• **Exercise details**: State how many lines below hold the word "Please". Give that number and no other text.

*** Begin section ***

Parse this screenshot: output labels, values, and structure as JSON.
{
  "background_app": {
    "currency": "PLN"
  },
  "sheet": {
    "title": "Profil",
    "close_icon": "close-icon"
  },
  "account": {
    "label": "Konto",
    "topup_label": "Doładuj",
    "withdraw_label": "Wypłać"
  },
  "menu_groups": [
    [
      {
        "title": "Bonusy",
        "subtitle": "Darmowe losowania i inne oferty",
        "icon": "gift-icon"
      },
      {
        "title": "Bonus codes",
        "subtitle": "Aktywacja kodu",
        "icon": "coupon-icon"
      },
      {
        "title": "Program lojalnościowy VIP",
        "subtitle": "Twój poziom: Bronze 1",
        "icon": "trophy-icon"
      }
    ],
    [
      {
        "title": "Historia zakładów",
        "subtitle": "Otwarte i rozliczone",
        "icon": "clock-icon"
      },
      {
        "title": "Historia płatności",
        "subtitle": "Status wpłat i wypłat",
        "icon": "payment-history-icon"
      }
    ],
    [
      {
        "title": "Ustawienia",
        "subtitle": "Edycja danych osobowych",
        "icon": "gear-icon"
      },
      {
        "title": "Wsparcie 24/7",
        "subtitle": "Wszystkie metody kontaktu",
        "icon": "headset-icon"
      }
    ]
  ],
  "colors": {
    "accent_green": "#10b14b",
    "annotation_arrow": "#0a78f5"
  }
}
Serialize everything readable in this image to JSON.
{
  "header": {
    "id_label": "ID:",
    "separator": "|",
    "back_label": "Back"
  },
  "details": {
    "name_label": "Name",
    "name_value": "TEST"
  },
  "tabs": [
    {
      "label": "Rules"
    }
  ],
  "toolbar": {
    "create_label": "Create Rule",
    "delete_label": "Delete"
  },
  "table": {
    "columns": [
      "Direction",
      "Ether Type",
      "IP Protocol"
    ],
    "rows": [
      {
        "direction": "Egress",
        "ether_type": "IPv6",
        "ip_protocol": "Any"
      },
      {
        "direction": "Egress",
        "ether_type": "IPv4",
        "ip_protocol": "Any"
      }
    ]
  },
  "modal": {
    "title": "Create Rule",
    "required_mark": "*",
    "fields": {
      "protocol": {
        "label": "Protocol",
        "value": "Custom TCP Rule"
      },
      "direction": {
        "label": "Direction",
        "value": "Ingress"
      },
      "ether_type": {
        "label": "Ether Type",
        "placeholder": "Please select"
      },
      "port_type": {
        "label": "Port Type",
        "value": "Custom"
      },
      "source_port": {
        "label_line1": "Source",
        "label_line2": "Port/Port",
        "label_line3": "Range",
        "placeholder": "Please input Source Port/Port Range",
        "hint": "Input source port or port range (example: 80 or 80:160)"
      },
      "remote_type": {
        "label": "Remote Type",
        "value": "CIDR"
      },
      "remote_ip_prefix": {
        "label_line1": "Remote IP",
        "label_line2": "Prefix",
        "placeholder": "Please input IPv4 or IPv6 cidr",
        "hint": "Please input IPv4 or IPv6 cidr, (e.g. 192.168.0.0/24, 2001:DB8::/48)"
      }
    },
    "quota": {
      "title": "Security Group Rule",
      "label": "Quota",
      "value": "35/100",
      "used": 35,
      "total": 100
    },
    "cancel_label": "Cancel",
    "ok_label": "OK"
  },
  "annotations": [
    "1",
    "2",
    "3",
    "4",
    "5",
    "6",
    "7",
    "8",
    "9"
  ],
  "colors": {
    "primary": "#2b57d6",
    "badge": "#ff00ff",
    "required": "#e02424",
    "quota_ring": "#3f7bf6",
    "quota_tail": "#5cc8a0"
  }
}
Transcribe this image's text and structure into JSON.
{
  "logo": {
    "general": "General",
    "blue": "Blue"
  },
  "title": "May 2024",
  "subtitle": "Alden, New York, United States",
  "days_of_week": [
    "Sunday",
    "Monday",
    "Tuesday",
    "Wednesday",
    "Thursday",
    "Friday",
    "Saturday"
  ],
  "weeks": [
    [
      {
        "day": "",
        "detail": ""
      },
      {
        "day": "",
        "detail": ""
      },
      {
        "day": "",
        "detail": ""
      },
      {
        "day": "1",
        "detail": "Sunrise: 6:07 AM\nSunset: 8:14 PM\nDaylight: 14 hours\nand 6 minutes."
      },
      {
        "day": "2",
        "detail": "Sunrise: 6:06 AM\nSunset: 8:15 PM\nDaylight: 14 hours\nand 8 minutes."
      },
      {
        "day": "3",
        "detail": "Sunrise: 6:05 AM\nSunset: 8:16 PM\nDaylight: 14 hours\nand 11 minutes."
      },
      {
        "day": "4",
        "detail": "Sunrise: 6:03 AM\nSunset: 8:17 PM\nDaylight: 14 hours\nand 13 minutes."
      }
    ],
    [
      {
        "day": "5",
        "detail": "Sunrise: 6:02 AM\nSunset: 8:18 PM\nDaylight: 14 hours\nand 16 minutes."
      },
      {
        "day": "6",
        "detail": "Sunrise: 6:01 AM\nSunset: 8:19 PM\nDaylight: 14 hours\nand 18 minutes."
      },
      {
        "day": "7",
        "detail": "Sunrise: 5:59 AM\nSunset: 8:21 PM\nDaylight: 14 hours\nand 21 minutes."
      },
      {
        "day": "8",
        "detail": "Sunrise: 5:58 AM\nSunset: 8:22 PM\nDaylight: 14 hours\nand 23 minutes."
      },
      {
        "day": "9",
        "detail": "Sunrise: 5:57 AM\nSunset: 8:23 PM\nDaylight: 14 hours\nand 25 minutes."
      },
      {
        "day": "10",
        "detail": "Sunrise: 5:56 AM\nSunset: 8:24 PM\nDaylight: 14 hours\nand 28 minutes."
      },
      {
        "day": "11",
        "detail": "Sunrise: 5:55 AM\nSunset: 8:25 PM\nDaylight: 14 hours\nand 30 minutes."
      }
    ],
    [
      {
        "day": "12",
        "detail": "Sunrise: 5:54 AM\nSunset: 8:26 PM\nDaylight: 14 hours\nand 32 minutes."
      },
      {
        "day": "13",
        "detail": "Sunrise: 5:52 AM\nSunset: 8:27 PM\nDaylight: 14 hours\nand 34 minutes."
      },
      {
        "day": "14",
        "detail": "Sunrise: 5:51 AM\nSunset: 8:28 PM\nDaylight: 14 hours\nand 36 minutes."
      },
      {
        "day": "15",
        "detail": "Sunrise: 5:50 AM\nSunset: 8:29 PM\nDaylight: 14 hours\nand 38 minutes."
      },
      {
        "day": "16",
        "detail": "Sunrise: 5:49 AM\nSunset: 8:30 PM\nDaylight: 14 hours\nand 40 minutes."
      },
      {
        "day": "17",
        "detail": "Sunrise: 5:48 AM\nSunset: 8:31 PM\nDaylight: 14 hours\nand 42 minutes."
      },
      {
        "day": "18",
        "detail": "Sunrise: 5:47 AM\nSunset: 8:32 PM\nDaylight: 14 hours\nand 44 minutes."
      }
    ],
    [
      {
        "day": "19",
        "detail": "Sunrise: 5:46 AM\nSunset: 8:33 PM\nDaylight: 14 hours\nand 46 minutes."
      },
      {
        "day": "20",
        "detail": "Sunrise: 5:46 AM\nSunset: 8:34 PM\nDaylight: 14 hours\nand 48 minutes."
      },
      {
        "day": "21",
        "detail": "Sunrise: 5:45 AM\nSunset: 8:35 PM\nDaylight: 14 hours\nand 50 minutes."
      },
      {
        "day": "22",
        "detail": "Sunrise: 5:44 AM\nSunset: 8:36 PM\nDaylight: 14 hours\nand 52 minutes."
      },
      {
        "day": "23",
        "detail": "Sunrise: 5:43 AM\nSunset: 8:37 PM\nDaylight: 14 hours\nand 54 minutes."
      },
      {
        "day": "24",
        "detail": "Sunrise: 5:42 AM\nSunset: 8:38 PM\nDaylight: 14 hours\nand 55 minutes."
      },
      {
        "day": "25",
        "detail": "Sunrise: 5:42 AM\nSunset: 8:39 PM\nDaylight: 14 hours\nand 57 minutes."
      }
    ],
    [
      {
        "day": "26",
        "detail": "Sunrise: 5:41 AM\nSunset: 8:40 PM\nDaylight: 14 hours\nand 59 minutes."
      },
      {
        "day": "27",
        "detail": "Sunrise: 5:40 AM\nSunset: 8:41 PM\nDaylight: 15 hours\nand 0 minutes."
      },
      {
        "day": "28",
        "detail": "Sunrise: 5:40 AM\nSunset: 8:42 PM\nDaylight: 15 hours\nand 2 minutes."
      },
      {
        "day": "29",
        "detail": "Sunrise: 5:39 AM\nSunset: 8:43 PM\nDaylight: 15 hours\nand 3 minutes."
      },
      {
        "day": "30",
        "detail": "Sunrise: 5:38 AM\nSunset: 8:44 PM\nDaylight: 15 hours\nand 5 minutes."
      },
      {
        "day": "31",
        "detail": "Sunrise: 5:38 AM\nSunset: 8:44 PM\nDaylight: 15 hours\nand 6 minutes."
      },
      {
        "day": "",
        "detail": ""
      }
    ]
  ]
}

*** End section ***
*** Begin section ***

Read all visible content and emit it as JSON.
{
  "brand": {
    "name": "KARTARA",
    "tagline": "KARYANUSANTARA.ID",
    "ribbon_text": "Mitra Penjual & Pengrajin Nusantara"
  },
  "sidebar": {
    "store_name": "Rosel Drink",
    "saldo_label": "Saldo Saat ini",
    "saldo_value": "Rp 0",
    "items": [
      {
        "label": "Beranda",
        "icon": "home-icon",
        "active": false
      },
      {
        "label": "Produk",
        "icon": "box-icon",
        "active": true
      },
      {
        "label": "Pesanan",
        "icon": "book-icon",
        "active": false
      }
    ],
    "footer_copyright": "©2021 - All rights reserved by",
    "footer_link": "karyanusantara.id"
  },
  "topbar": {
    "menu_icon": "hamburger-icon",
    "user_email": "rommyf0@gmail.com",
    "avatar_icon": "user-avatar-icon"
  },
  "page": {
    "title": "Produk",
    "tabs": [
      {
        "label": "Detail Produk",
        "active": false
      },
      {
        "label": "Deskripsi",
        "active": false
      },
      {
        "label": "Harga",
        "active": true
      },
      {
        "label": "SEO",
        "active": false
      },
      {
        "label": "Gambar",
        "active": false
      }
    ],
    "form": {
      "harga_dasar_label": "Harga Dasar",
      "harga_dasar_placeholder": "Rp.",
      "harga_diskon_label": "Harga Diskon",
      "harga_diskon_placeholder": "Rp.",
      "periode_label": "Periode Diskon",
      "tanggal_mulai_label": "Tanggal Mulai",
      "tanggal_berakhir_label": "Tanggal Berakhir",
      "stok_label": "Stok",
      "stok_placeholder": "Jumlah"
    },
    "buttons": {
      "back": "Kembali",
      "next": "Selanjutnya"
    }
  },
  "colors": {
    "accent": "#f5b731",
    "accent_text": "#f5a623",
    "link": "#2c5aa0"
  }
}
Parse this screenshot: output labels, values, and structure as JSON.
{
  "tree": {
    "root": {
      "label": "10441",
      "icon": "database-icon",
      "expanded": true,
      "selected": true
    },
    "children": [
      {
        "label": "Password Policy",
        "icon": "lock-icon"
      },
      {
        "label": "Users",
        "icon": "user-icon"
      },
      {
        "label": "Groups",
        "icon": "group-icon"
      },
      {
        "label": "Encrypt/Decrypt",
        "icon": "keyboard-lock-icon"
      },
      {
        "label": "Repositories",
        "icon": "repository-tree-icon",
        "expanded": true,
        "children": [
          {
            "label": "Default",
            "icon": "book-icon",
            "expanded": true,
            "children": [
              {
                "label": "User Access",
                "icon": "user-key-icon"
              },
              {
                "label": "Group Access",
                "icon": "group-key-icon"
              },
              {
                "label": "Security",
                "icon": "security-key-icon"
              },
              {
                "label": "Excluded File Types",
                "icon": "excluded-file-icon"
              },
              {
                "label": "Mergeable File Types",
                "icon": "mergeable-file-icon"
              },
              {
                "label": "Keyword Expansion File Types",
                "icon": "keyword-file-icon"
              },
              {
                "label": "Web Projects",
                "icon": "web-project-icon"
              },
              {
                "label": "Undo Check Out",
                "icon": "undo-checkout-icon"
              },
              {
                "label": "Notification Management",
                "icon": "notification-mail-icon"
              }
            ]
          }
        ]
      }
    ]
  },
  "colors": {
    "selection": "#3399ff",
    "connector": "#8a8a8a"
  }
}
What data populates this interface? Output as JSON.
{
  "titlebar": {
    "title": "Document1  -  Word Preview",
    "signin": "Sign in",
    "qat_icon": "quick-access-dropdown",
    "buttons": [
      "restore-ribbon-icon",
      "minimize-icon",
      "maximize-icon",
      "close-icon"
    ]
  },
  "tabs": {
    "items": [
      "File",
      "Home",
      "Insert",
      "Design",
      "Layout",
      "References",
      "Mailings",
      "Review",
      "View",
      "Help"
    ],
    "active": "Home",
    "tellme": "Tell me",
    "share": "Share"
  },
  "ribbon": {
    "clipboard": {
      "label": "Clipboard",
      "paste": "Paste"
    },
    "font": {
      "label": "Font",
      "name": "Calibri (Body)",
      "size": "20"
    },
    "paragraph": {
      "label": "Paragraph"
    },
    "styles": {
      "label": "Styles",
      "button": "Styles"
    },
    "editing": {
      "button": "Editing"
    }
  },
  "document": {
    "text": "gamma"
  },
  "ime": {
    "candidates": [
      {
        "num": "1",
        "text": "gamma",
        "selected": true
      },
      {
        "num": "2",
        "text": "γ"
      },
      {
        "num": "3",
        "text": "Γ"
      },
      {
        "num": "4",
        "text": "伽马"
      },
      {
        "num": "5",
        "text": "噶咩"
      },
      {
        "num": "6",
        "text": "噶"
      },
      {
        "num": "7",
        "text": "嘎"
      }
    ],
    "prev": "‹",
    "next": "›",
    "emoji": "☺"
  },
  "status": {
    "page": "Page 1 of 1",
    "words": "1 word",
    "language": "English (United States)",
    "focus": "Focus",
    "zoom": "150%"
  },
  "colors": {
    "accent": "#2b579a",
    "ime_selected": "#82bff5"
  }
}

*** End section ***
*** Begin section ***

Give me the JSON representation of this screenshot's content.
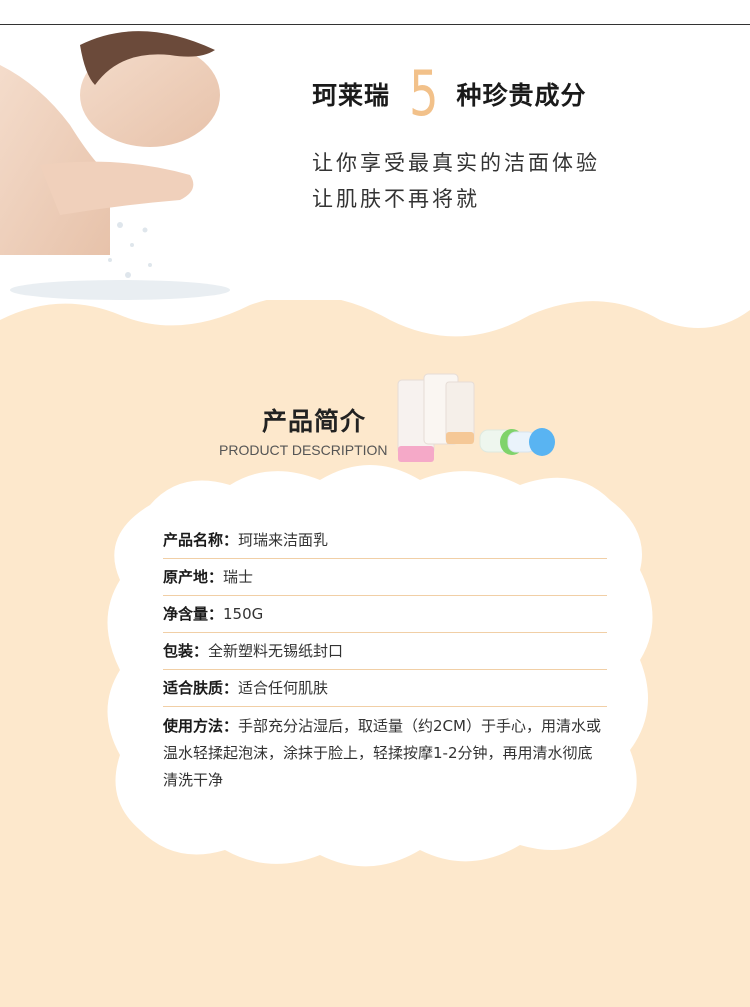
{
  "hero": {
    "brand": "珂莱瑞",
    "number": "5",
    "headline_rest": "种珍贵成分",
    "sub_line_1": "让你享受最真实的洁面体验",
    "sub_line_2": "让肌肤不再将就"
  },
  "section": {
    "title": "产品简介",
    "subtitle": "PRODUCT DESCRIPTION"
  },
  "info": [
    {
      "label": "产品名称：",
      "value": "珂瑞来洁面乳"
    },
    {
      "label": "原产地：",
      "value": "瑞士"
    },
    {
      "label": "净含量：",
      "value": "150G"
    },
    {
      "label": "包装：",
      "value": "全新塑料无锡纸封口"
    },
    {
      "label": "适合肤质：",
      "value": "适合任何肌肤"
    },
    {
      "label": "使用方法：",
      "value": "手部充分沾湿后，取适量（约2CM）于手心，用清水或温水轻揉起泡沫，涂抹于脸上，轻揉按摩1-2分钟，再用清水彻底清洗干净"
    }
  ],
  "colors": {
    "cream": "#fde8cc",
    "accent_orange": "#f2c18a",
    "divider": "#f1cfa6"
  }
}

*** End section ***

• **Output below**: 4